“Page 6 Advertisements Column 2,” Nelson Evening Mail, 13 May 1925

Readers of the Poverty Bay Herald were informed, somewhat wryly, that “crossword puzzles are said to be responsible for the return to favour of check patterns for both men and women’s garments. The 'horizontal’ and ‘vertical’ effects are so pronounced that they can be interpreted without consulting a dictionary.” (Poverty Bay Herald, 14 March 1925). Most New Zealand women would have sewn their own clothes, or had them made by a dressmaker, rather than bought them ready-made. Crossword patterned fabrics were advertised for children’s clothes, especially for making little girls’ dresses (Timaru Herald, 24 September 1925), and crossword pattern rompers were likewise popular even through until 1927 (Gisborne Times, 3 February 1926). Fabrics for women’s clothes were also advertised, though not as frequently.

Advertisement for Scotts Drapers and Clothiers, Karangahape Road, Auckland. New Zealand Herald, 24 February 1926.

Although plenty of children and adults dressed up as “crossword puzzles” for costume parties and dances over the winter of 1925 (Press, 13 July 1925) New Zealanders mostly limited the faddish pattern to accessories and trimmings in their daily dress, such as around the lapels and pockets of this coat design from the Waikato Times:

“A smart effect is obtained by the check trimming which relieves this handsome coat of tan velour cloth,”. Waikato Times, 21 May 1927.

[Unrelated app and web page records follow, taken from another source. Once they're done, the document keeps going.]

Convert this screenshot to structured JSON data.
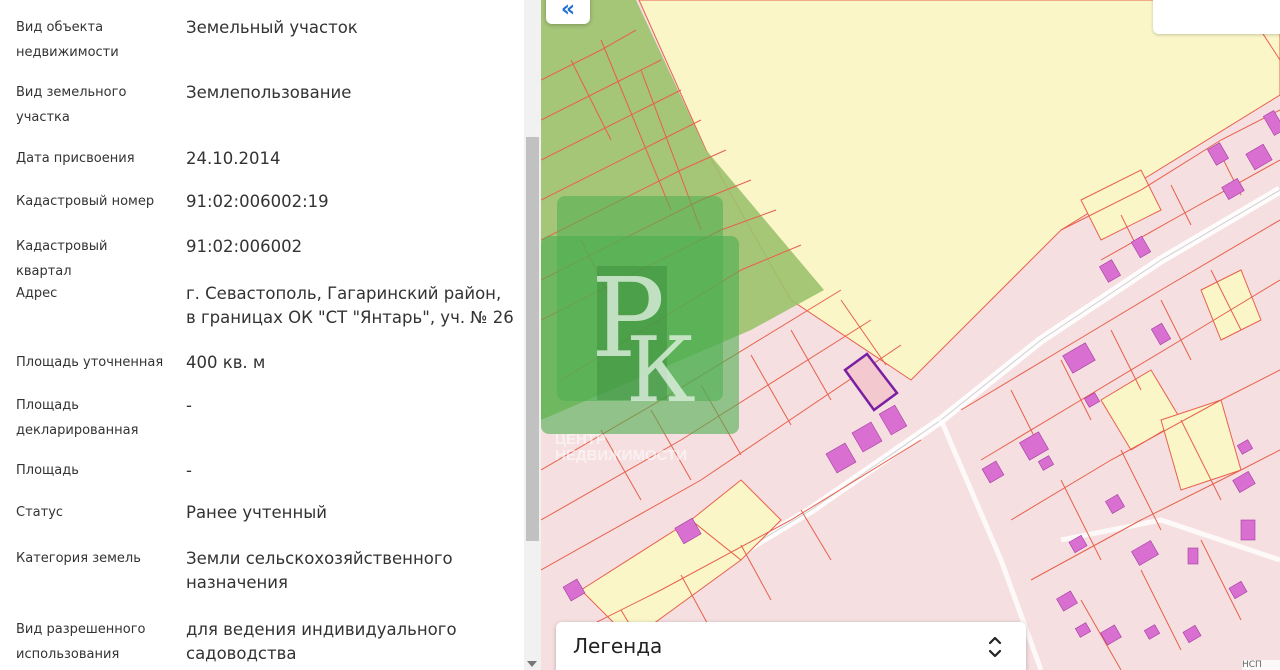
{
  "properties": [
    {
      "label": "Вид объекта недвижимости",
      "value": "Земельный участок"
    },
    {
      "label": "Вид земельного участка",
      "value": "Землепользование"
    },
    {
      "label": "Дата присвоения",
      "value": "24.10.2014"
    },
    {
      "label": "Кадастровый номер",
      "value": "91:02:006002:19"
    },
    {
      "label": "Кадастровый квартал",
      "value": "91:02:006002"
    },
    {
      "label": "Адрес",
      "value": "г. Севастополь, Гагаринский район, в границах ОК \"СТ \"Янтарь\", уч. № 26"
    },
    {
      "label": "Площадь уточненная",
      "value": "400 кв. м"
    },
    {
      "label": "Площадь декларированная",
      "value": "-"
    },
    {
      "label": "Площадь",
      "value": "-"
    },
    {
      "label": "Статус",
      "value": "Ранее учтенный"
    },
    {
      "label": "Категория земель",
      "value": "Земли сельскохозяйственного назначения"
    },
    {
      "label": "Вид разрешенного использования",
      "value": "для ведения индивидуального садоводства"
    }
  ],
  "map": {
    "collapse_label": "«",
    "legend_title": "Легенда",
    "watermark_letters": "РК",
    "watermark_caption_1": "ЦЕНТР",
    "watermark_caption_2": "НЕДВИЖИМОСТИ",
    "attribution": "НСП"
  },
  "icons": {
    "collapse": "double-chevron-left-icon",
    "legend_toggle": "chevron-up-down-icon"
  },
  "colors": {
    "accent": "#1f6fd6",
    "parcel_fill": "#f6dfe0",
    "parcel_border": "#e8604c",
    "field_yellow": "#faf6c8",
    "forest_green": "#8fbf5e",
    "building": "#d96fd0",
    "selected_parcel": "#7b1fa2",
    "watermark_green": "#4caf50"
  }
}
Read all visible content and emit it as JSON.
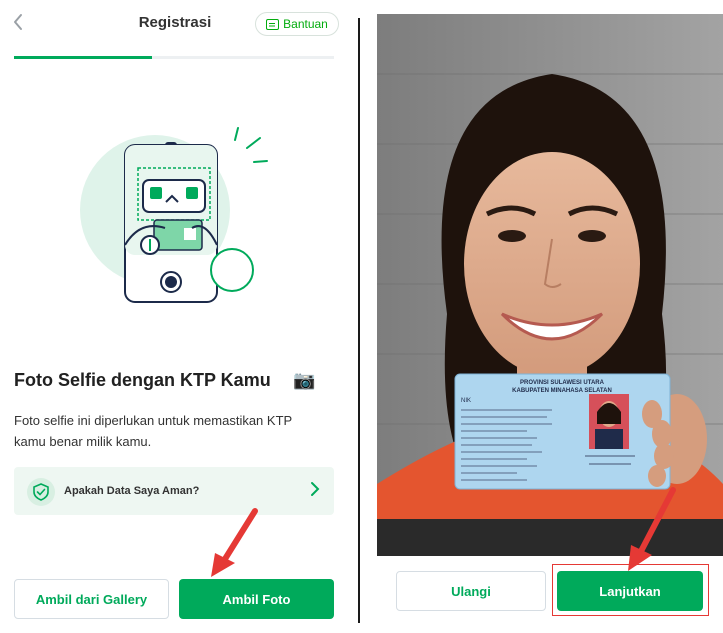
{
  "header": {
    "back_icon": "chevron-left-icon",
    "title": "Registrasi",
    "help_label": "Bantuan",
    "progress": 0.43
  },
  "content": {
    "heading": "Foto Selfie dengan KTP Kamu",
    "heading_emoji": "📷",
    "description": "Foto selfie ini diperlukan untuk memastikan KTP kamu benar milik kamu.",
    "safety_card_label": "Apakah Data Saya Aman?"
  },
  "buttons": {
    "gallery": "Ambil dari Gallery",
    "take_photo": "Ambil Foto",
    "retry": "Ulangi",
    "continue": "Lanjutkan"
  },
  "ktp": {
    "province": "PROVINSI SULAWESI UTARA",
    "regency": "KABUPATEN MINAHASA SELATAN",
    "nik_label": "NIK"
  },
  "colors": {
    "primary": "#00aa5b",
    "brand_green": "#03ac0e",
    "annotation_red": "#e53935",
    "card_bg": "#eef7f2"
  }
}
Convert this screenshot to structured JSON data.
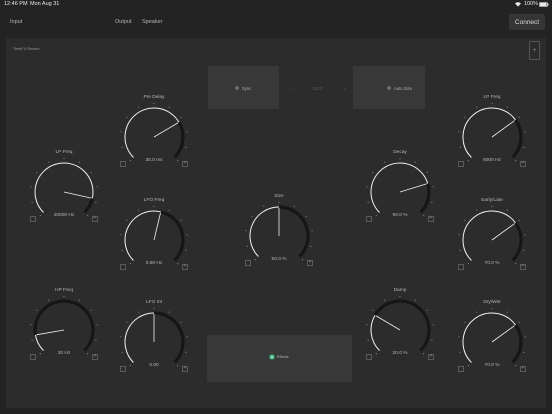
{
  "status": {
    "time": "12:46 PM",
    "date": "Mon Aug 31",
    "battery": "100%"
  },
  "topbar": {
    "input_label": "Input",
    "output_label": "Output",
    "speaker_label": "Speaker",
    "connect_label": "Connect"
  },
  "plugin": {
    "name": "TimeFX Reverb",
    "add_label": "+"
  },
  "controls": {
    "sync_label": "Sync",
    "bpm_value": "120.0",
    "minus_label": "−",
    "plus_label": "+",
    "auto_size_label": "Auto Size",
    "effects_label": "Effects",
    "effects_dot_color": "#54e0a0"
  },
  "knobs": {
    "pre_delay": {
      "label": "Pre Delay",
      "value": "30.0 ms",
      "position": 0.72
    },
    "lp_freq_left": {
      "label": "LP Freq",
      "value": "20000 Hz",
      "position": 0.88
    },
    "lfo_freq": {
      "label": "LFO Freq",
      "value": "0.50 Hz",
      "position": 0.55
    },
    "size": {
      "label": "Size",
      "value": "50.0 %",
      "position": 0.5
    },
    "decay": {
      "label": "Decay",
      "value": "90.0 %",
      "position": 0.77
    },
    "lp_freq_right": {
      "label": "LP Freq",
      "value": "8000 Hz",
      "position": 0.7
    },
    "early_late": {
      "label": "Early/Late",
      "value": "70.0 %",
      "position": 0.7
    },
    "hp_freq": {
      "label": "HP Freq",
      "value": "20 Hz",
      "position": 0.13
    },
    "lfo_int": {
      "label": "LFO Int",
      "value": "0.00",
      "position": 0.5
    },
    "damp": {
      "label": "Damp",
      "value": "20.0 %",
      "position": 0.28
    },
    "dry_wet": {
      "label": "Dry/Wet",
      "value": "70.0 %",
      "position": 0.7
    }
  }
}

These tennis dresses advertised by Beath & Co., Christchurch, show the popularity of checks that season; in fact, the dress on the left is described specifically as “finished with a cross-word puzzle border.”

Tennis frocks, “Page 11 Advertisements Column 3”. Press, 27 October 1925.

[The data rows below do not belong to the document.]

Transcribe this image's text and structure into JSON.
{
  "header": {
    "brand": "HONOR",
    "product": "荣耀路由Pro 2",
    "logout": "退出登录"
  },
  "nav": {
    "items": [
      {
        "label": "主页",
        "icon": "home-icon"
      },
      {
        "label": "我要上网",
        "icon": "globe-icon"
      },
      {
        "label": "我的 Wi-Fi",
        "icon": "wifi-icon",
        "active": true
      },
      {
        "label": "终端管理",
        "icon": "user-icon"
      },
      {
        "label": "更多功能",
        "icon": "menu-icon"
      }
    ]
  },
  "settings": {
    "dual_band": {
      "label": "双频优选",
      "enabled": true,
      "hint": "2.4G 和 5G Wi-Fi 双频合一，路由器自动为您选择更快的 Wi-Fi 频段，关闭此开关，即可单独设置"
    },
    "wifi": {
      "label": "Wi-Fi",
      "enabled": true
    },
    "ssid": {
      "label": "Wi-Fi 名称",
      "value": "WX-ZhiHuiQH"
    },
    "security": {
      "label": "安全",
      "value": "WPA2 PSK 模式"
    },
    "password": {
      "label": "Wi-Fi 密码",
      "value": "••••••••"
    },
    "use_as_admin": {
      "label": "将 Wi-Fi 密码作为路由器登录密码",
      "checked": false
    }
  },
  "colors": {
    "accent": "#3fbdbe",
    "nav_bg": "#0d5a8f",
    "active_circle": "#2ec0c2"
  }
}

Compare to this tennis dress in the collection of the Victoria and Albert Museum in London. Made in 1926, it is trimmed with green linen appliqué in in a chequered pattern very reminiscent of a crossword design.

Tennis dress, made by Miss Hepburne Scott, 1926. © Victoria and Albert Museum

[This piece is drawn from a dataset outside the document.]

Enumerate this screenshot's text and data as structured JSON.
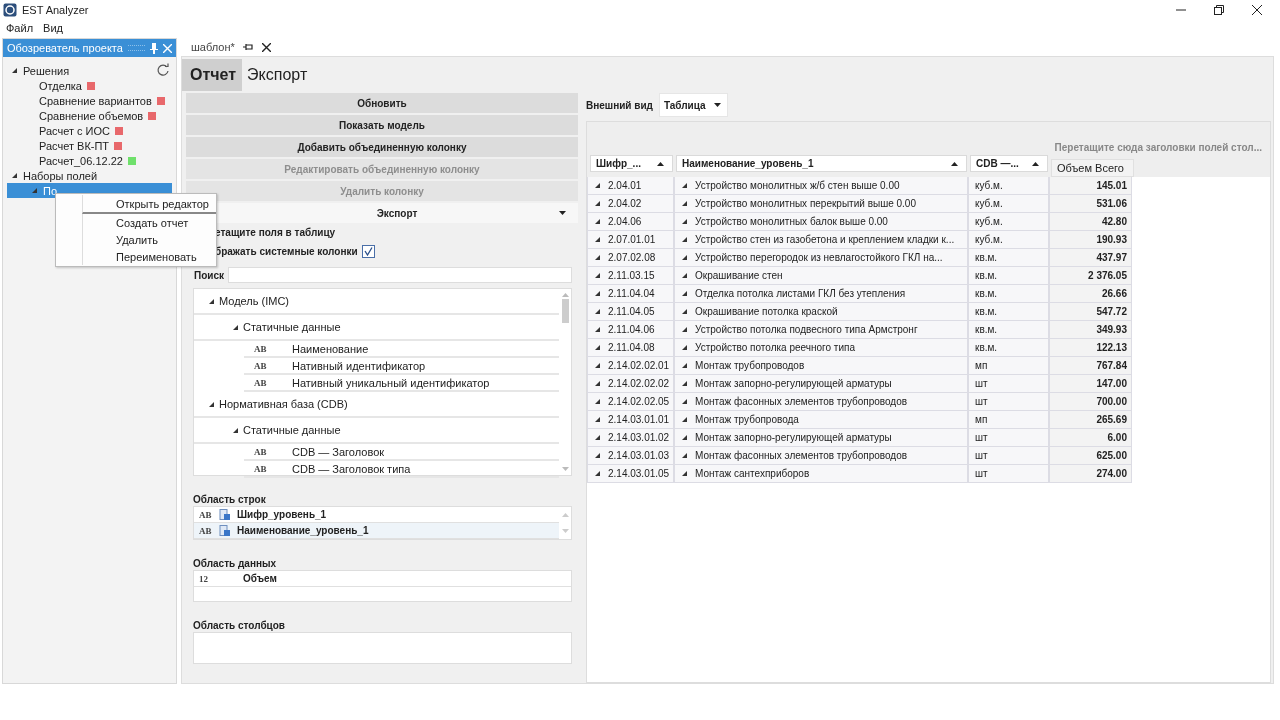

By 1927 the mania in New Zealand was fading. In March of that year, a writer in the Auckland Star noted that “the crossword puzzle craze has abated,” although “even today, when interest in it has languished, there are signs of the “puzzle fiends’” energy to be found in the reading department at the Wellesley Street institution.” (Auckland Star, 29 March 1927). Nearly a century later, newspapers continue to publish crosswords daily, and “puzzle fiends” are still found puzzling in our public libraries. Those who count themselves in that number will rejoice in the gradual reopening of libraries over the next few weeks, and in the meantime may enjoy perusing the links below to online crosswords and puzzle resources.

Author: Harriet Rogers, Heritage Collections


B.J. Holmes, Pocket crossword dictionary, A. & C. Black, 2005.

David Astle, Cluetopia: The story of 100 years of the crossword, Allen & Unwin, 2013.

Oxford English Dictionary Online

Use advanced search to help solve word puzzles:
Look on the bottom right of the advanced search screen for a search box titled Restrict to entry letter or range. Type in the letters you have in the word separated by asterisks (*). Click the search button, and results are displayed - your answer should be among the them.
Access through Auckland Libraries


Get instant online access to today's eMagazines from around the world in full colour, full-page format. Just like reading the print edition, you can browse articles and other key content, such as pictures, advertisements, classifieds, comics, crossword puzzles and notices.


Daily crosswords and other puzzles.

L.A. Times

Games sections for crosswords and more.

New York Times

Crosswords and puzzles, some free, some subscription.

The Guardian

Regular and cryptic crosswords


Crosswords and more.